The annual crime report for Endicott shows what police are seeing on the streets.
It's a look at reports of crime and arrests for 2007.
Police Chief Michael Cox says a lot of the hype about rampant crime was just a perception.
"People see one or two isolated incidents and then rumors and speculation cause it to grow and it becomes that speculation," says Cox.
The numbers do show some slight increases.
Last year police had about 16-hundred criminal complaints, up almost 3 percent.
There were 13-hundred arrests, up about 5 percent from 2006.
The department's focusing on what it calls "quality of life issues," like more arrests for disorderly conduct.
"And bring back the village to a time or a place when the residents and the visitors that come here truly find it enjoyable and it's a place where they want to come to live and work and play," says Cox.
Police hope to tackle drug crimes with a new "street crimes team."
It will target lower-level crimes like selling marijuana.
Amy Burgess owns Frame to Please on Washington Avenue and thinks police are doing a good job.
"I feel very safe here. It's a great little community. I have had no problems here, I'm happy to be here," says Burgess.
Melissa Miller agrees.
She moved to the village from Binghamton.
"I feel safer in Endicott than I do in Binghamton. You can walk around down here now and no one bothers you," says Miller.
"I think the village is fairly safe. Being a lifelong resident of the Village of Endicott, I would say I have more concerns today than I did 15 or 20 years ago," says Peter Olevano of Endicott.
Police hope to ease any concerns as they hit the streets to fight crime this year.
Chief Cox says there's been an effort to get the community more involved.

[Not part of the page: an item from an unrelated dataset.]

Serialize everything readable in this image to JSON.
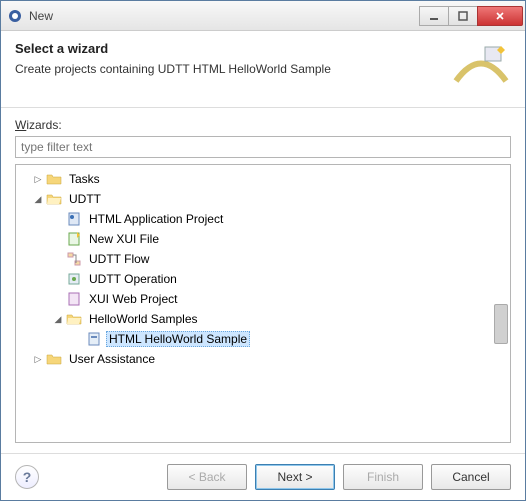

Last year the department brought back the civilian police academy.
Several neighborhood watch groups also formed to keep an eye on crime.